Hanover, N.H. — A wealthy Ivy League college has pioneered one of the newest sources of money for low-interest student loans: raising money through the sale of tax-exempt bonds.
Congress has just decided against clamping down on the ''Dartmouth Plan,'' which some fear could further drain an already ebbing US Treasury.
Dartmouth College was the first private college to turn to the bond market as an alternative financing source. In June, the school sold enough tax-exempt bonds to raise $29 million, $13 million of that for low-cost student loans to some 800 Dartmouth students. The rest is for construction and renovation.
The plan, like other programs that rely on tax exemptions to attract investors, is criticized by some because a US government already heavily in debt would lose even more tax money if investors buy the tax-free bonds.
Several states have passed laws allowing both public and private colleges to issue tax-exempt bonds to raise student-aid funds, but Illinois is the only one so far to set up a state agency to handle selling the bonds.
''But (selling tax-exempt bonds) is a limited alternative,'' says Ted Bracken of the Consortium for Financing Higher Education. ''It won't become an option nationwide because the laws on it vary too much from state to state. It also requires that the school be strong financially and be able to put together a sophisticated financial package (to make the investor want to buy the bond). . . .''
While the Dartmouth Plan may be the financial aid answer for the more well-endowed colleges and universities, others must look elsewhere. Among the new ideas:
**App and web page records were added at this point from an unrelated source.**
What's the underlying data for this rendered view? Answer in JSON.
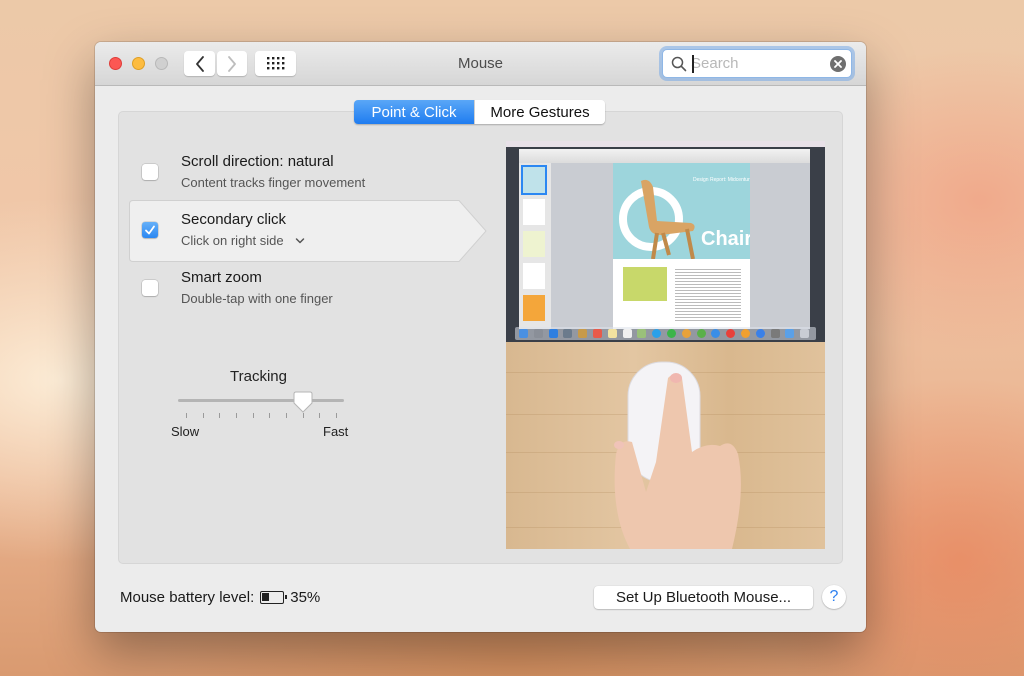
{
  "window": {
    "title": "Mouse",
    "controls": {
      "close": "close-window",
      "minimize": "minimize-window",
      "zoom": "zoom-window-disabled"
    },
    "nav": {
      "back_icon": "chevron-left-icon",
      "forward_icon": "chevron-right-icon",
      "show_all_icon": "grid-icon"
    }
  },
  "search": {
    "placeholder": "Search",
    "value": "",
    "icon": "search-icon",
    "clear_icon": "clear-icon"
  },
  "tabs": [
    {
      "label": "Point & Click",
      "active": true
    },
    {
      "label": "More Gestures",
      "active": false
    }
  ],
  "options": [
    {
      "title": "Scroll direction: natural",
      "subtitle": "Content tracks finger movement",
      "checked": false,
      "selected": false
    },
    {
      "title": "Secondary click",
      "subtitle": "Click on right side",
      "checked": true,
      "selected": true,
      "has_dropdown": true
    },
    {
      "title": "Smart zoom",
      "subtitle": "Double-tap with one finger",
      "checked": false,
      "selected": false
    }
  ],
  "tracking": {
    "label": "Tracking",
    "min_label": "Slow",
    "max_label": "Fast",
    "tick_count": 10,
    "value_fraction": 0.78
  },
  "preview": {
    "description": "Video preview: Pages document 'Design Report: Midcentury Icons' with chair image above a hand right-clicking a Magic Mouse",
    "document_heading": "Design Report: Midcentury Icons",
    "document_hero_text": "Chairs"
  },
  "footer": {
    "battery_label": "Mouse battery level:",
    "battery_percent": "35%",
    "battery_level": 0.35,
    "setup_button": "Set Up Bluetooth Mouse...",
    "help_button": "?"
  },
  "colors": {
    "accent": "#1f7cf0",
    "close": "#fc5753",
    "minimize": "#fdbc40",
    "zoom_disabled": "#d0d0d0"
  }
}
* Georgetown University in Washington, D.C., may offer a nonsecured, noninsured loan for parents to pay back over an eight-year stretch. Much like a commercial loan, it may be offered at commercial rates.
* Sen. Bob Dole's plan for a tax-sheltered educational savings plan, where contribution and interest earned on a college ''nest egg'' would be tax-free. But cost estimates have ranged up to $7.8 billion a year by 1985.
And in the background of this newest wave of ways to pay for college is the radical idea of Boston University president John Silber. His controversial Tuition Advance Fund (TAF) plan was first perused and rejected by Congress in the late 1970s, when money was easier to come by.
TAF works by giving students in advance the money needed for tuition and room and board, up to $7,000 a year. The students then repay the advance plus a 50 percent surcharge through payroll deductions after they graduate. Students wouldn't have to start paying back until they started earning $10,000 a year. Then the Internal Revenue Service would start collecting a small percentage of the amount lent, and the percentage would climb as income increased.
Dr. Silber admits it's a fundamental switch of responsibility ''from the backs of parents to the shoulders of the student.''
Independent colleges are especially leery of a plan like TAF that would make it less likely for a student to choose an expensive college. And John Mallan, vice-president of the American Association of State Colleges and Universities, points out that it puts an enormous burden of debt on young people when they're just starting out.
But the TAF plan has some advantages over the current student aid system:
* The loan is available to all, regardless of income.
* Repayment is virutally assured through payroll deduction.
* After 15 years, the burden of student aid is shifted from the government to the student.